The algorithm currently implemented here is to use an aggregate semantic domain consisting of a user-supplied semantic domain in conjunction with a data-flow discovery domain, and to process each CFG vertex one time in some arbitrary depth-first order. This isn't a rigorous analysis, but it is usually able to accurately identify local and global variables, although typically not through pointers or array indexing.

Definition at line 165 of file BinaryDataFlow.h.

References buildGraph(), Sawyer::Container::Map< K, T, Cmp, Alloc >::insert(), Rose::StringUtility::plural(), and Sawyer::Container::Map< K, T, Cmp, Alloc >::size().

Referenced by buildGraphPerVertex(), and Rose::BinaryAnalysis::TaintedFlow::computeFlowGraphs().

template<class CFG >
VertexFlowGraphs Rose::BinaryAnalysis::DataFlow::buildGraphPerVertex ( const CFG &  cfg,
size_t  startVertex 
)
inline

Compute data-flow per CFG vertex.

This method traverses the control flow graph to discover the abstract locations that are referenced by each vertex and the flow edges between those abstract locations.

The algorithm currently implemented here is to use an aggregate semantic domain consisting of a user-supplied semantic domain in conjunction with a data-flow discovery domain, and to process each CFG vertex one time in some arbitrary depth-first order. This isn't a rigorous analysis, but it is usually able to accurately identify local and global variables, although typically not through pointers or array indexing.

Definition at line 195 of file BinaryDataFlow.h.

References buildGraphPerVertex().

VariableList Rose::BinaryAnalysis::DataFlow::getUniqueVariables ( const VertexFlowGraphs )

Get list of unique variables.

This returns a list of unique variables by computing the union of all variables across the index. Uniqueness is determined by calling AbstractLocation::mustAlias. The variables are returned in no particular order.

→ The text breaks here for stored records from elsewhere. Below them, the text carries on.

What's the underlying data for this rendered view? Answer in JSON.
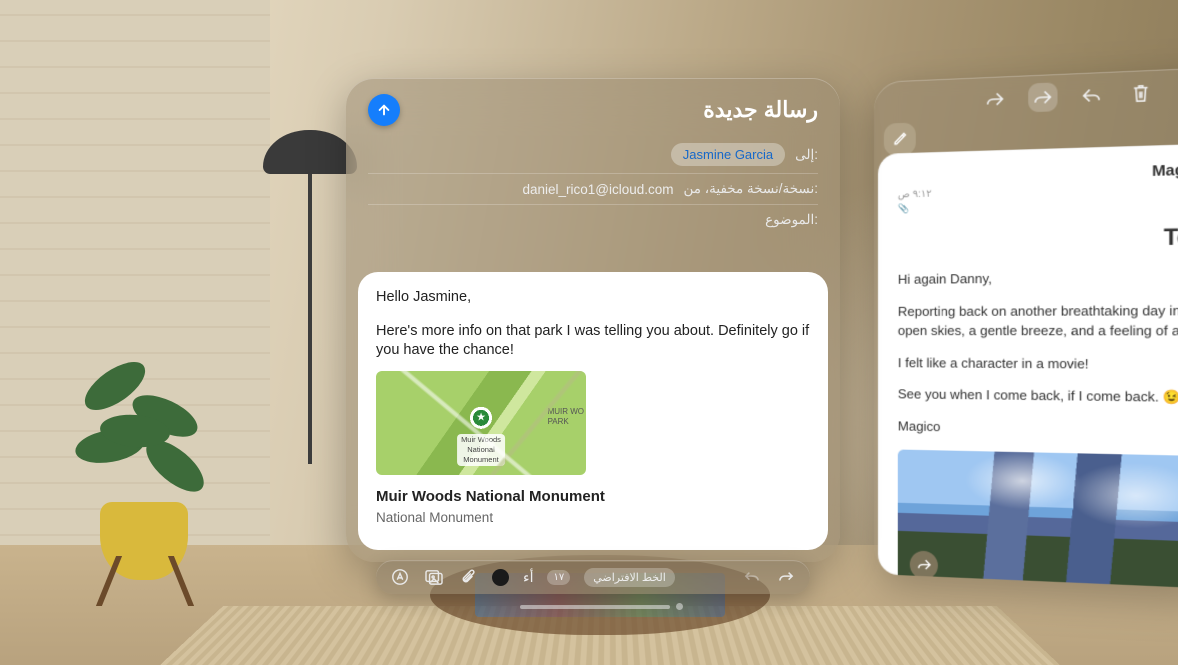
{
  "compose": {
    "title": "رسالة جديدة",
    "to_label": "إلى:",
    "to_chip": "Jasmine Garcia",
    "cc_label": "نسخة/نسخة مخفية، من:",
    "from_email": "daniel_rico1@icloud.com",
    "subject_label": "الموضوع:",
    "greeting": "Hello Jasmine,",
    "paragraph": "Here's more info on that park I was telling you about. Definitely go if you have the chance!",
    "map_pin_label": "Muir Woods\nNational\nMonument",
    "map_side_label": "MUIR WO\nPARK",
    "link_title": "Muir Woods National Monument",
    "link_subtitle": "National Monument"
  },
  "toolbar": {
    "text_size_glyph": "أء",
    "font_size_indicator": "١٧",
    "font_pill": "الخط الافتراضي"
  },
  "reader": {
    "from_name_clipped": "Magico",
    "timestamp": "٩:١٢ ص",
    "subject_clipped": "Toda",
    "p1": "Hi again Danny,",
    "p2": "Reporting back on another breathtaking day in th open skies, a gentle breeze, and a feeling of adve",
    "p3": "I felt like a character in a movie!",
    "p4": "See you when I come back, if I come back. ",
    "emoji": "😉",
    "signature": "Magico"
  }
}
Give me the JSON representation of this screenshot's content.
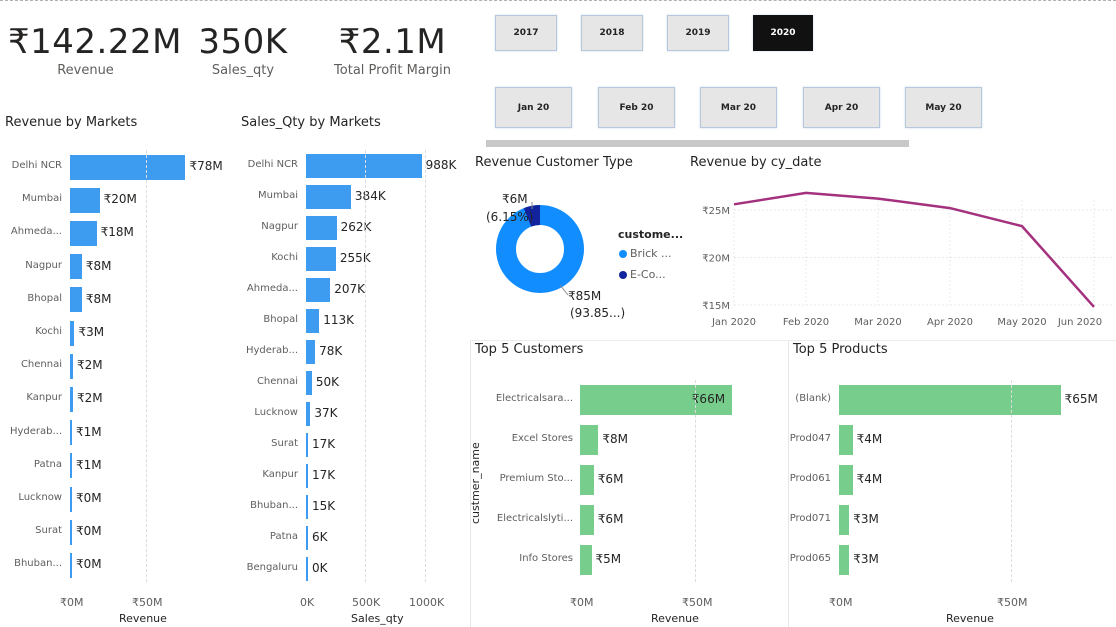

Referenced by Rose::BinaryAnalysis::TaintedFlow::computeFlowGraphs(), and Rose::BinaryAnalysis::TaintedFlow::vertexFlowGraphs().


The documentation for this class was generated from the following file: